It is possible to find out using mathematical methods whether a given integer is a prime number or not.
For 593, the answer is: yes, 593 is a prime number because it has only two distinct divisors: 1 and itself (593).
As a consequence, 593 is only a multiple of 1 and 593..
Since 593 is a prime number, 593 is also a deficient number, that is to say 593 is a natural integer that is strictly larger than the sum of its proper divisors, i.e., the divisors of 593 without 593 itself (that is 1, by definition!).
Parity of 593
593 is an odd number, because it is not evenly divisible by 2.
Is 593 a perfect square number?
A number is a perfect square (or a square number) if its square root is an integer; that is to say, it is the product of an integer with itself. Here, the square root of 593 is about 24.352.
Thus, the square root of 593 is not an integer, and therefore 593 is not a square number.
Anyway, 593 is a prime number, and a prime number cannot be a perfect square.
What is the square number of 593?
The square of a number (here 593) is the result of the product of this number (593) by itself (i.e., 593 × 593); the square of 593 is sometimes called "raising 593 to the power 2", or "593 squared".
As a consequence, 593 is the square root of 351 649.
Number of digits of 593
593 is a number with 3 digits.
What are the multiples of 593?
The multiples of 593 are all integers evenly divisible by 593, that is all numbers such that the remainder of the division by 593 is zero. There are infinitely many multiples of 593. The smallest multiples of 593 are:
- 0: indeed, 0 is divisible by any natural number, and it is thus a multiple of 593 too, since 0 × 593 = 0
- 593: indeed, 593 is a multiple of itself, since 593 is evenly divisible by 593 (we have 593 / 593 = 1, so the remainder of this division is indeed zero)
- 1 186: indeed, 1 186 = 593 × 2
- 1 779: indeed, 1 779 = 593 × 3
- 2 372: indeed, 2 372 = 593 × 4
- 2 965: indeed, 2 965 = 593 × 5
How to determine whether an integer is a prime number?
To determine the primality of a number, several algorithms can be used. The most naive technique is to test all divisors strictly smaller to the number of which we want to determine the primality (here 593). First, we can eliminate all even numbers greater than 2 (and hence 4, 6, 8…). Then, we can stop this check when we reach the square root of the number of which we want to determine the primality (here the square root is about 24.352). Historically, the sieve of Eratosthenes (dating from the Greek mathematics) implements this technique in a relatively efficient manner.
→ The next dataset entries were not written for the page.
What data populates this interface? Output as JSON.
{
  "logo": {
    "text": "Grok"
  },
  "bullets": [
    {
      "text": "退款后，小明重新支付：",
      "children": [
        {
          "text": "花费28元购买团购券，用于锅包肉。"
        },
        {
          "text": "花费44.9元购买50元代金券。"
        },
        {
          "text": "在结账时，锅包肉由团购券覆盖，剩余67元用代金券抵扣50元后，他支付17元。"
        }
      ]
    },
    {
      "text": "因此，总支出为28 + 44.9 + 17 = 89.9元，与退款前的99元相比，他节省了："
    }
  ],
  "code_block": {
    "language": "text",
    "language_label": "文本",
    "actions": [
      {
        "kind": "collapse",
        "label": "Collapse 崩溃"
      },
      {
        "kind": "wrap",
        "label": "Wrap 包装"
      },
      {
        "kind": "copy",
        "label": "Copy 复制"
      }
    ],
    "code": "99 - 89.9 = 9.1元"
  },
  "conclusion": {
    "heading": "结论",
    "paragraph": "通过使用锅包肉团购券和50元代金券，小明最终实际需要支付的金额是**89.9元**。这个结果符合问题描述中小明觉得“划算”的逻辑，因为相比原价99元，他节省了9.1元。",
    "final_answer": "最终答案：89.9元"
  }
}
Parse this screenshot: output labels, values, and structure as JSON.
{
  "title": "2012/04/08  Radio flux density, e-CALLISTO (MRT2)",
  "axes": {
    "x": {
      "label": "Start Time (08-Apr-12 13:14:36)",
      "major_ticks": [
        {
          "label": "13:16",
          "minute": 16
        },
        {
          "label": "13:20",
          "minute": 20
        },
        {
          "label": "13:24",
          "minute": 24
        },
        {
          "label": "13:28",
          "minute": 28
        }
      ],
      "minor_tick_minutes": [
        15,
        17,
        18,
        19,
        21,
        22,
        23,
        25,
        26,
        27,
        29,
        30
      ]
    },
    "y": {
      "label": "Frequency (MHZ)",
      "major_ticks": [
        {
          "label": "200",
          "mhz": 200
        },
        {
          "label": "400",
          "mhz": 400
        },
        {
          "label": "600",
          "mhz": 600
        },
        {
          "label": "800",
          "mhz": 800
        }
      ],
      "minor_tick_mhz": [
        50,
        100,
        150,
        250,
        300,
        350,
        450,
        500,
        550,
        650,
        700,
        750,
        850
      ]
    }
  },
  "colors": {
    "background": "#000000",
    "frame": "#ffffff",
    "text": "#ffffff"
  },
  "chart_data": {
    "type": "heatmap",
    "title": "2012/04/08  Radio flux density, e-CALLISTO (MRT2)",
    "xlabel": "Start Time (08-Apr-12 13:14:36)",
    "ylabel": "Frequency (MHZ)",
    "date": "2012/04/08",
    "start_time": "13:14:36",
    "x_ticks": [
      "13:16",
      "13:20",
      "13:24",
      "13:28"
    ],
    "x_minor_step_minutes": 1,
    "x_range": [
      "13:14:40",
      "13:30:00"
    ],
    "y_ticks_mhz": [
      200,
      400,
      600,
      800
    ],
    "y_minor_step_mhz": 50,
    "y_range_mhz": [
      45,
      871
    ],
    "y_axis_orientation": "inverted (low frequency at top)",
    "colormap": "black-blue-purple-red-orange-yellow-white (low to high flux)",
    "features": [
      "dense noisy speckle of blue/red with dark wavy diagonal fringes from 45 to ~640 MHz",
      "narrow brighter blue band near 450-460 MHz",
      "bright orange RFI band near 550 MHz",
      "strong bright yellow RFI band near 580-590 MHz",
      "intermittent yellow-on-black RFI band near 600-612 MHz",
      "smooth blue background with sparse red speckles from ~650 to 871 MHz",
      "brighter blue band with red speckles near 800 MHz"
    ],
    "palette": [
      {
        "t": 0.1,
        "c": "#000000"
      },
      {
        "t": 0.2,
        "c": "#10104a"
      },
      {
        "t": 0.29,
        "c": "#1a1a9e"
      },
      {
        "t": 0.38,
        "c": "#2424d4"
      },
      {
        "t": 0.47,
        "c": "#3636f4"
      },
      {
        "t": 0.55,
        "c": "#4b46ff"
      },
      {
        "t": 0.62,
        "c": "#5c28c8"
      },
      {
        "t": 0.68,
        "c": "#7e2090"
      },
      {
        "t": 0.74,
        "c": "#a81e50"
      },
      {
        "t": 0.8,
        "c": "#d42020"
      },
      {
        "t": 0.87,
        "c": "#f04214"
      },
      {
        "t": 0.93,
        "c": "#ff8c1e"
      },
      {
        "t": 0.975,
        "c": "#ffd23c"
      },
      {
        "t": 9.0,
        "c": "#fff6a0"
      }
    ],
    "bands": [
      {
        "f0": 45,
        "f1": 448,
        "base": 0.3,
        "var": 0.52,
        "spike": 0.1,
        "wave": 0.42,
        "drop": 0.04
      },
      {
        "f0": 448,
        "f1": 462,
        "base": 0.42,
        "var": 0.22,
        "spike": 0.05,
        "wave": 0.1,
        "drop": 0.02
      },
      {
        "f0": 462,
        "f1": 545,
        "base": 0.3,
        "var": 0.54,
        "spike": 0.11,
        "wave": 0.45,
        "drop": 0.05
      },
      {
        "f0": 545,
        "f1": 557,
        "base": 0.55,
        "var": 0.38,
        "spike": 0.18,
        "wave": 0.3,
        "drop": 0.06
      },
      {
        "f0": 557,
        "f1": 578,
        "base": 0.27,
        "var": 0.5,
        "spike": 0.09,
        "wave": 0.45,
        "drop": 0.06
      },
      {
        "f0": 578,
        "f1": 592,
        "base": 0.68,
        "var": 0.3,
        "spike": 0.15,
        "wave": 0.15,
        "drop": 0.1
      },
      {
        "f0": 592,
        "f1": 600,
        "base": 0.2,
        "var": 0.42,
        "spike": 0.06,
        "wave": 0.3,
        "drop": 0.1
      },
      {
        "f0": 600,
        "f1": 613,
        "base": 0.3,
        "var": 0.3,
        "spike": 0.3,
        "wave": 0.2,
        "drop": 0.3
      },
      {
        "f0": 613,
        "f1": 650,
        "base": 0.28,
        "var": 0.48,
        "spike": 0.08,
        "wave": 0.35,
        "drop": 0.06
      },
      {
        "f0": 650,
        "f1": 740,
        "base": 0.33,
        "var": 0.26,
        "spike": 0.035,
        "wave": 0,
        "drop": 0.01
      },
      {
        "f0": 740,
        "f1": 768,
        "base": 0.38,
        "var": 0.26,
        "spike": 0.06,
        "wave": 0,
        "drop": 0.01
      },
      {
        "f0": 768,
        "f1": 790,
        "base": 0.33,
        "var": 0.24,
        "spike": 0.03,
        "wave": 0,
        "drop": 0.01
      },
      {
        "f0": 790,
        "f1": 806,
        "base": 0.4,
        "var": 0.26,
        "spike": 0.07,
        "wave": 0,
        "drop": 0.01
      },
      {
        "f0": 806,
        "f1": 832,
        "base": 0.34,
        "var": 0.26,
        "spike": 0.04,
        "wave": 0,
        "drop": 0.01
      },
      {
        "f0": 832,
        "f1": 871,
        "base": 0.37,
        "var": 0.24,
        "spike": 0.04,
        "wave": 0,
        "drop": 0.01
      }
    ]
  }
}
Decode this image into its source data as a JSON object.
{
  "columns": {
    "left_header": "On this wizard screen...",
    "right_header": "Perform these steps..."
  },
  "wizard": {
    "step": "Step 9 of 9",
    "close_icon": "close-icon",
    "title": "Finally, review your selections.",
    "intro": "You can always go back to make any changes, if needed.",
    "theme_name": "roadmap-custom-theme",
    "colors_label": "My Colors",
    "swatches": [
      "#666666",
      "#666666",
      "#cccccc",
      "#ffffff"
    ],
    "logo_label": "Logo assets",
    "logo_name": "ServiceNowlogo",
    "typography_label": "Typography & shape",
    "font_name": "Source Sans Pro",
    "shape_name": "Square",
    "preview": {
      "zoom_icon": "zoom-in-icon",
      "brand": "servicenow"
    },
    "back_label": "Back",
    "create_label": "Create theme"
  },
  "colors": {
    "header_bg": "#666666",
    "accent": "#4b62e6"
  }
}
More modern techniques include the sieve of Atkin, probabilistic algorithms, and the cyclotomic AKS test.